6 points, SCA Band 2, 0.125 EFTSL
Postgraduate - Unit
Refer to the specific census and withdrawal dates for the semester(s) in which this unit is offered.
Not offered in 2019
Enrolment in the Master of Science
This unit will be offered every second year from Semester 2, 2020
Physical oceanography is the study of the ocean, its motion and the underlying physical processes. This unit will begin with a brief foray into descriptive physical oceanography, where details of the mean circulation and physical structure of the ocean will be presented along with the oceanographic past and present instruments and observing platforms. The unit will then cover aspects of dynamical physical oceanography particularly relevant for tropical and subtropical oceans, including the introduction of the equations of motion, Ekman layer theory and wind-driven circulation, geostrophic circulation, western boundary currents and internal waves. The unit will then finish by introducing interactions at the air-sea interface and how the related coupled ocean-atmosphere dynamics can lead to climatically relevant modes of climate variability, like the El Nino-Southern Oscillation.

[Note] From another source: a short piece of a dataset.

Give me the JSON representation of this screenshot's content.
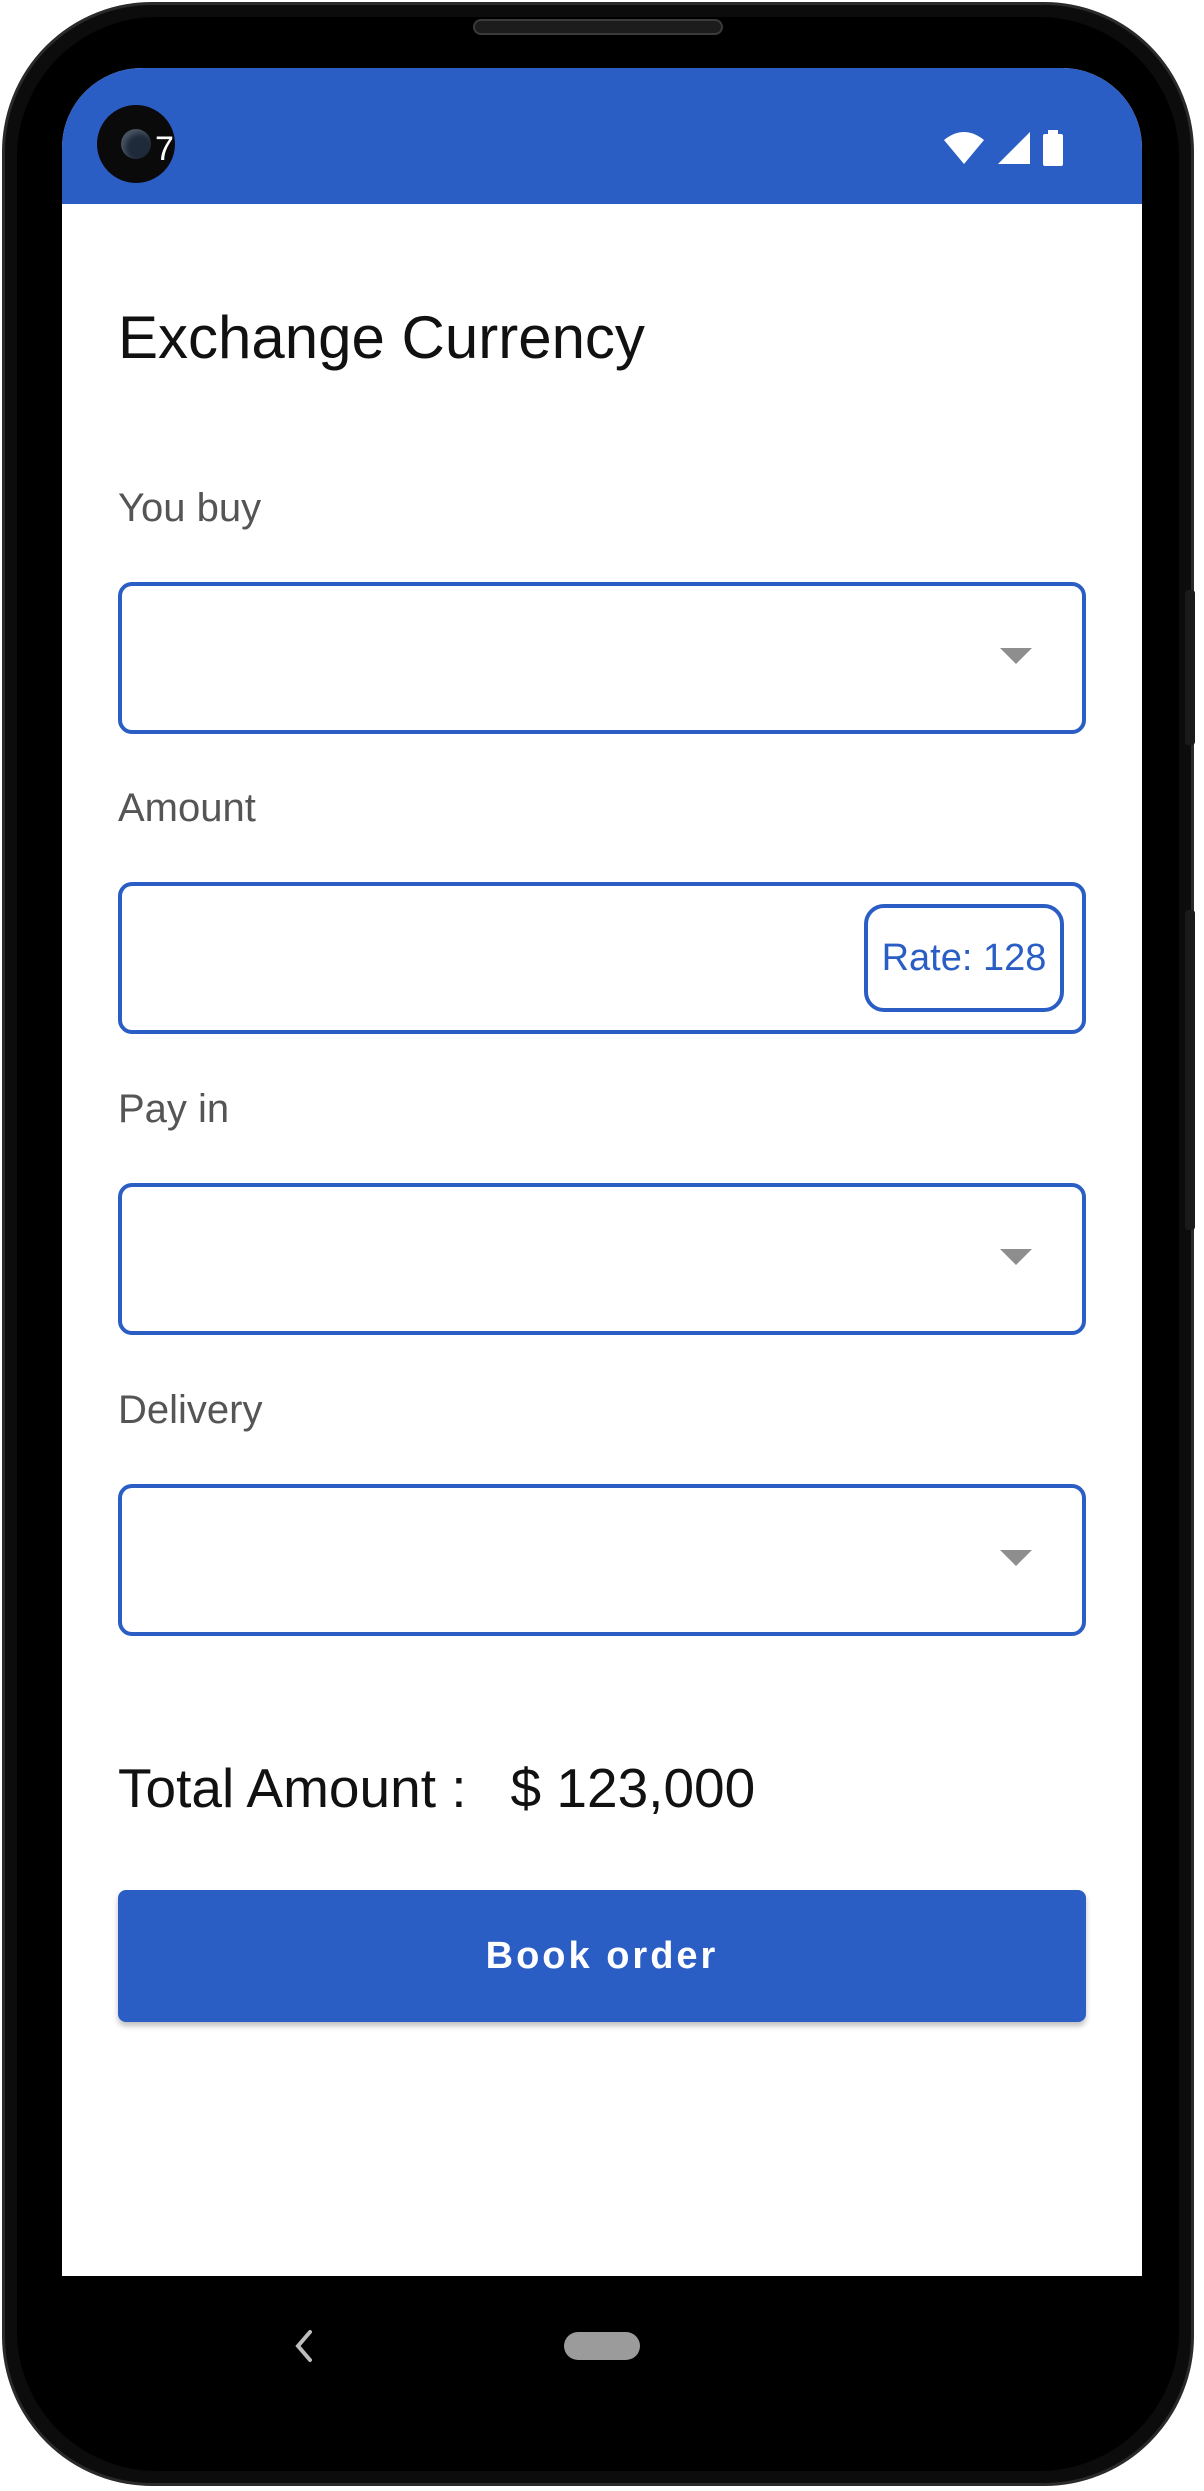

On completion of this unit students will be able to:
- Identify the mean circulation of the tropical to subtropical ocean and detail the underlying dynamical principles responsible for this circulation.
- Appraise how the ocean adjusts to perturbations, and utilise these dynamical principles to explain observed variations;
- Demonstrate a high level of knowledge of the important numerical techniques used to solve problems in physical oceanography;
- Critically analyse the scientific literature on ocean dynamics.
Research paper review: 30%
Examination (3 hours): 40%
This unit is offered at both Level 4 and Level 5, differentiated by the level of the assessment. Students enrolled in EAE5025 will be expected to demonstrate a higher level of learning in this subject than those enrolled in. The assignments and exam in this unit will use some common items from the assessment tasks, in combination with several higher level questions and tasks.
A total of 12 hours per week comprising:
- Two 1-hour lectures
- One 1-hour lectorial
- Three hours on assignments, reports and preparation of a talk
- 6 hours of independent study
See also Unit timetable information
This unit applies to the following area(s) of study
Master of Science in Atmospheric Science